The rare and very shy sand lizard is seldom seen, although at up to 9 cm body length and over 20 cm from head to tail it is actually quite a bit bigger than the common lizard, Lacerta vivipara. It is also relatively brightly coloured, with attractive occeli (eye-shaped markings) and green flanks.
Habitat loss is generally considered to be the main cause of the decline in numbers of sand lizards. The natural populations were apparently lost from the sand dunes of North Wales and Merseyside and from the New Forest, although programmes of work to reintroduce them have provided encouraging results in recent years; and a re-introduction to the Inner Hebrides in the early 1970s appears to have resulted in a self sustaining population.
As the common name implies, the habitat needs of these lizards are for dry sandy places such as sand dunes and sandy heathland. Sand lizards are not viviparous; the female buries her eggs in the warm dry sand, where the summer sun provides the heat necessary for hatching the eggs.
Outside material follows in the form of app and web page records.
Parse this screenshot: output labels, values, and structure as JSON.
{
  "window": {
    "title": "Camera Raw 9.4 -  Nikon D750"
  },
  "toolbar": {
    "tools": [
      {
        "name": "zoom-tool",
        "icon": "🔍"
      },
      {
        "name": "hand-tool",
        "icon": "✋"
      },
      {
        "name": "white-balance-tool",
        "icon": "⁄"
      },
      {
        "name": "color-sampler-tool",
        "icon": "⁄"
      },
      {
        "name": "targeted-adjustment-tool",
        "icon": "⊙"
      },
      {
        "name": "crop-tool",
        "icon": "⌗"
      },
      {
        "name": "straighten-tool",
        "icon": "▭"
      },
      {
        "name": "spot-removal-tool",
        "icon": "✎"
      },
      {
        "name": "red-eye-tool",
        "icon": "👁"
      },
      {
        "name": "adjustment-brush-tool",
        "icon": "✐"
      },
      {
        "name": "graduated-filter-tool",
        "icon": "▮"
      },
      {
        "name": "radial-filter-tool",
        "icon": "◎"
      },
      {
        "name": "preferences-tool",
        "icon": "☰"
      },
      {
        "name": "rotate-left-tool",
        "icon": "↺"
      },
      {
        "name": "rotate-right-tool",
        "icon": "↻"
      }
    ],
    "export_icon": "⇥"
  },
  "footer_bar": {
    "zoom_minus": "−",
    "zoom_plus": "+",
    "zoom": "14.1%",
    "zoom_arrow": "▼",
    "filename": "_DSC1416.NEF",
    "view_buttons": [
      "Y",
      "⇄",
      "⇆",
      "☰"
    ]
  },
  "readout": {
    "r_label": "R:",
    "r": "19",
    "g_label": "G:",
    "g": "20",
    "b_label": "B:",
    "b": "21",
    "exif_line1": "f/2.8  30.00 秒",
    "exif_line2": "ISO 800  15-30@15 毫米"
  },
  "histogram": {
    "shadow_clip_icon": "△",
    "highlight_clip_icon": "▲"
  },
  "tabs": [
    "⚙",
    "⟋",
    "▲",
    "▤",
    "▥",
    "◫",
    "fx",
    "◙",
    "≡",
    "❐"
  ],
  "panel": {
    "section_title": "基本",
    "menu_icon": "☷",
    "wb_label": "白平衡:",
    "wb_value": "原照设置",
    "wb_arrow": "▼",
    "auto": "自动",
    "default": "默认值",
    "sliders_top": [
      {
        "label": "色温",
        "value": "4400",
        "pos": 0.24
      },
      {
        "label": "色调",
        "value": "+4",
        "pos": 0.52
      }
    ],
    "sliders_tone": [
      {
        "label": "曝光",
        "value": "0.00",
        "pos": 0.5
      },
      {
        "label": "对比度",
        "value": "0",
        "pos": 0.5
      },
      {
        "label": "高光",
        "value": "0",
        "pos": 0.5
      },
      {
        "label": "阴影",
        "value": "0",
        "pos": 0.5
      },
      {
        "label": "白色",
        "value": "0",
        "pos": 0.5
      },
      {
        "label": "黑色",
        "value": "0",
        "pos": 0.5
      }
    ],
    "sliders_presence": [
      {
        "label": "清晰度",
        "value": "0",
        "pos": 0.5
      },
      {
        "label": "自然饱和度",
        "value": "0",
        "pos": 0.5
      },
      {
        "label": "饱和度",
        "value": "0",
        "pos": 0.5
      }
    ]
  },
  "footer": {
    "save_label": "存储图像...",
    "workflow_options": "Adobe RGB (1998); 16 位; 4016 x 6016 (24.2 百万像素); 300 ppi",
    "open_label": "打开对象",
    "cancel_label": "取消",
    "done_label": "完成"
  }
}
The Wildlife and Countryside Act provides very strict protection for this lizard, which in Britain is considered to be threatened with extinction. If you come across sand lizards you are not allowed to handle or even disturb them.
Picture courtesy Bob Osborne